READABLE NOVELS.—Three Lives. By Gertrude Stein. (The Bodley Head. 5s.)—To
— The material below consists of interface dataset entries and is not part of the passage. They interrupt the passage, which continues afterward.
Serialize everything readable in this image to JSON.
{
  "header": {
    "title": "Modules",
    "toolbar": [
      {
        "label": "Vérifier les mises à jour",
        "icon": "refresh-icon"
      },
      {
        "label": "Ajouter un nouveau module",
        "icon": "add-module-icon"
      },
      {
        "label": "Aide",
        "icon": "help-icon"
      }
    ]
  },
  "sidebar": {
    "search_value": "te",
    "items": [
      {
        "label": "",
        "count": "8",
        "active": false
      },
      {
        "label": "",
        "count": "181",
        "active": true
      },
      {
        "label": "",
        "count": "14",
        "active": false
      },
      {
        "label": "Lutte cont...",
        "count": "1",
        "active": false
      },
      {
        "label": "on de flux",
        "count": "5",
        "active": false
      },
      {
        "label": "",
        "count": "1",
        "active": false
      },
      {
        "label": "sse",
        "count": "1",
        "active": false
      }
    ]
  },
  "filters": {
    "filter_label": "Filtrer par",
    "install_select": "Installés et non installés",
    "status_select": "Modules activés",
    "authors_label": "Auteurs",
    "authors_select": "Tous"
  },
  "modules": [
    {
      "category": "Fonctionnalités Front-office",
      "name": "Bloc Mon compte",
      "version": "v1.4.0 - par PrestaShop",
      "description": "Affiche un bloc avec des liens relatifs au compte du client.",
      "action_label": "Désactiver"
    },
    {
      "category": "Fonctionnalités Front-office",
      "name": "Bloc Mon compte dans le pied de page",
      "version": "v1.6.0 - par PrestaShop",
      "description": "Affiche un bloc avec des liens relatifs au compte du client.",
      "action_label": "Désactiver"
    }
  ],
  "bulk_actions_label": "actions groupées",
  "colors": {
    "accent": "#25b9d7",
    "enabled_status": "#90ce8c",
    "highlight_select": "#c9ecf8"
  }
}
elucidate three lives in 280 pages seems an ambitious task, but Miss Stein is unexpectedly successful, and we have a curiously clear impression of the three woman she deals with. Her longest study, "Bitganotha," is perhaps her best,' for the tragic figure of this • TA' Last Girl. By D. U. Lawrence. London: Seek:J. I9a. net.] half-white woman, with her thirst for wisdom, her sordid seekings after it, and her deep unhappiness, is disturbingly vivid. The author has a curious style; in some ways it is akin to the polyphonic prose of her compatriot, Miss Amy Lowell—it has the same rhythmical repetitions, but she seems to be making such efforts not to split her infinitives that the effect is almost as unpleasant as if she had. However, as she has plumbed human psychology deeper than most novelists have courage to do, much should be forgiven her.—Holy Romans. By Aodh de Blacan. (Maunsel. 7s. 6d.)—A novel of Irish politics that starts with Parnell, who is rather skilfully intro- duced, and ends with the Irish Republicans of to-day. The author's sympathies are tenaciously Sinn Fein.—Every Man for Himself. By Hopkins Moorhouse. (Hodder and Stoughton. Se. ed. net.)—A story of graft and mystery in North Ontario. " Guys " crack " guns " and effect " get-aways." The ex- pugilist detective remarks that he has " got a kick in each mitt and ain't never renigged on a pal," and that he is " handing " the hero " beautiful talk straight and down." A really well- packed, nourishing shocker, slightly puzzling, but with more than one cunning triple surprise and some really excellent little pictures of work on a Canadian newspaper.